No

# Dr. Stats on call

### June 12, 2008

Document Tools

Font Size
S      M      L      XL

When Tom Loughin was eight years old he would pour out a bowl of Lucky Charms cereal and organize the different coloured marshmallows into a histogram to see which colour had the largest number. "But I didn’t keep records at the time," the SFU Surrey statistician confesses. "I was too impatient, I just ate them."

Today, Loughin operates the statistical consulting service at SFU’s Surrey campus. The service started at the Burnaby campus in 1980, advising students and faculty on statistical problems. Now, there is an online version, Dr. Stats. (SFU faculty and students can submit their statistical problems to the service using an online form at www.stat.sfu.ca/people/consulting/drstats).

"I’m like the 1970s television detective, Columbo," says Loughin. "I keep asking stupid-sounding questions until I have a complete picture and can help you identify what you need to do." The most common problem, he says, is a haphazard study design. "It’s very important that you identify the population of things you’re trying to draw a conclusion about, and that the data that you gather is representative of that population."

A famous example of a study based on the wrong population, he says, was a 1948 newspaper headline saying that Thomas Dewey had won the American presidential election. The newspaper based its story on a telephone poll, but at that time telephones tended to be owned by upper or upper-middle class people — the group most likely to be supporting Dewey — so they were over-sampled in the poll. "Have you ever heard of President Dewey?" Loughin asks. "No, because Harry Truman won that election."

Loughin came to SFU Surrey from Kansas State University, where he filled a similar role, helping agricultural researchers design, analyze and interpret studies. For instance, he helped them develop new varieties of wheat. "From seed to stomach, I’ve studied wheat," he says. "I don’t know anything about it though, except statistically."

Today Loughin’s role is basically the same. "Statisticians don’t grow the wheat. And statisticians don’t do perceptual research. But we make that research better."
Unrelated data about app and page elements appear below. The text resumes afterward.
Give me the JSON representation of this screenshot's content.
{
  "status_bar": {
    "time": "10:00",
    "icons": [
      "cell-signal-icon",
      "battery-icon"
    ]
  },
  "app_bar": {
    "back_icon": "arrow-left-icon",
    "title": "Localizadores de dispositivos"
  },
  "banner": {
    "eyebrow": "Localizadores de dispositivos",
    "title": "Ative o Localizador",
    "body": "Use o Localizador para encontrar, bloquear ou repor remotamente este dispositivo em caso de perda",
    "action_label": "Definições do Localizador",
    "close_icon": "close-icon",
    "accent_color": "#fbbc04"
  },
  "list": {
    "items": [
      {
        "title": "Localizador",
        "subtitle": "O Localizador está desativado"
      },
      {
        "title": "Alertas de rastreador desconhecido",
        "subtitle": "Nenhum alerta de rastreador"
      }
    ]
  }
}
In spring of this year, Loughin was named a fellow of the American Statistical Association for his exemplary research in categorical data analysis; outstanding teaching, consulting and editorial contributions; effective promotion of statistics to a wide array of audiences, and for leadership in service to the profession.
Search SFU News Online